  44. Issues & Challenges- PDP 2011-2015 • limited participation of the industry sector in developing competency standards and curricula; • societal bias against TVET and insufficient social marketing, particularly among basic education students and their parents;

  45. Issues & Challenges- PDP 2011-2015 c) the need to upgrade the quality of higher education programs, including S&T courses, and make them internationally comparable; and d) continuing job-skills mismatches, owing to low quality and relevance of education, training programs, alongside lower absorptive capacity of the economy (NEDA, 2011).

  46. Private Institutions on HRD • Private Educational Institutions under DepEd • Private Universities and Colleges under the CHED • Technical Educational Institutions under the TESDA • Private Training Institutions of Companies like Meralco Foundation, Inc. • Information Technology and E-commerce Council • Philippine Internet Commerce Society • Training Institutes of NGOs, cooperatives, trade union federations, religious congregations, etc.

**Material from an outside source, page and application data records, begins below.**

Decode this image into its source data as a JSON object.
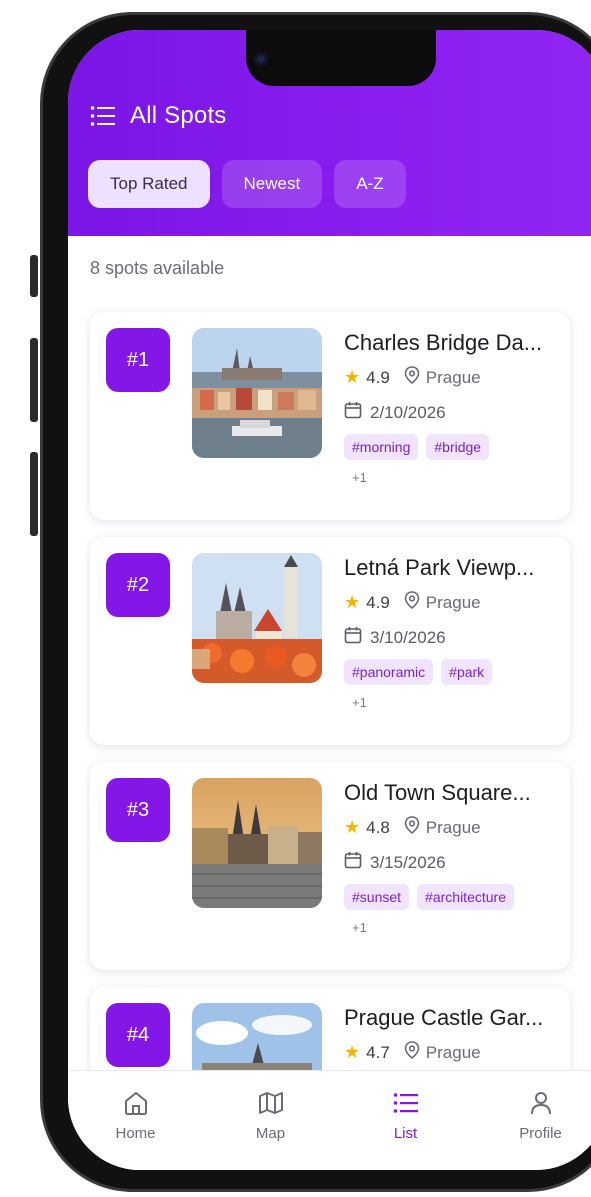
{
  "header": {
    "title": "All Spots"
  },
  "tabs": [
    {
      "label": "Top Rated"
    },
    {
      "label": "Newest"
    },
    {
      "label": "A-Z"
    }
  ],
  "count_text": "8 spots available",
  "spots": [
    {
      "rank": "#1",
      "name": "Charles Bridge Da...",
      "rating": "4.9",
      "location": "Prague",
      "date": "2/10/2026",
      "tags": [
        "#morning",
        "#bridge"
      ],
      "more": "+1"
    },
    {
      "rank": "#2",
      "name": "Letná Park Viewp...",
      "rating": "4.9",
      "location": "Prague",
      "date": "3/10/2026",
      "tags": [
        "#panoramic",
        "#park"
      ],
      "more": "+1"
    },
    {
      "rank": "#3",
      "name": "Old Town Square...",
      "rating": "4.8",
      "location": "Prague",
      "date": "3/15/2026",
      "tags": [
        "#sunset",
        "#architecture"
      ],
      "more": "+1"
    },
    {
      "rank": "#4",
      "name": "Prague Castle Gar...",
      "rating": "4.7",
      "location": "Prague"
    }
  ],
  "nav": [
    {
      "label": "Home",
      "icon": "home-icon"
    },
    {
      "label": "Map",
      "icon": "map-icon"
    },
    {
      "label": "List",
      "icon": "list-icon"
    },
    {
      "label": "Profile",
      "icon": "profile-icon"
    }
  ],
  "colors": {
    "accent": "#8417e8",
    "header_start": "#7a16e6",
    "header_end": "#9126f2",
    "tag_bg": "#f1e4ff",
    "star": "#f5b400"
  }
}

  47. HRD Among Private, State, and Non-Government Enterprises • Professional practice of HRD is the most effective form of capability-building for knowledge workers; • HRD departments now have several offices and areas of specialization; • HRD is a service staff of staff department which assists the line managers in the performance of HR management and development; • HR Planning and development answers the present and future manpower needs of an organization with appropriate knowledge, attitudes, and skills.

  48. Good HRD Practices at the Firm Level • IBM Philippines, Inc. established joint venture with the Asia Pacific College; • In-house training programs of St. Luke’s Medical Center; • HRD Program of PDI handled by the PDI Employee Services and Development Center; • HR Intranet, seminars and scholarship programs of Nestle Philippines, Inc.; • Regular training programs for knowledge workers both local and abroad of Asian Transmission Corporation; • Generalized and specialized training programs of Mabuhay Vinyl Corporation.

  49. Thank you ! ! !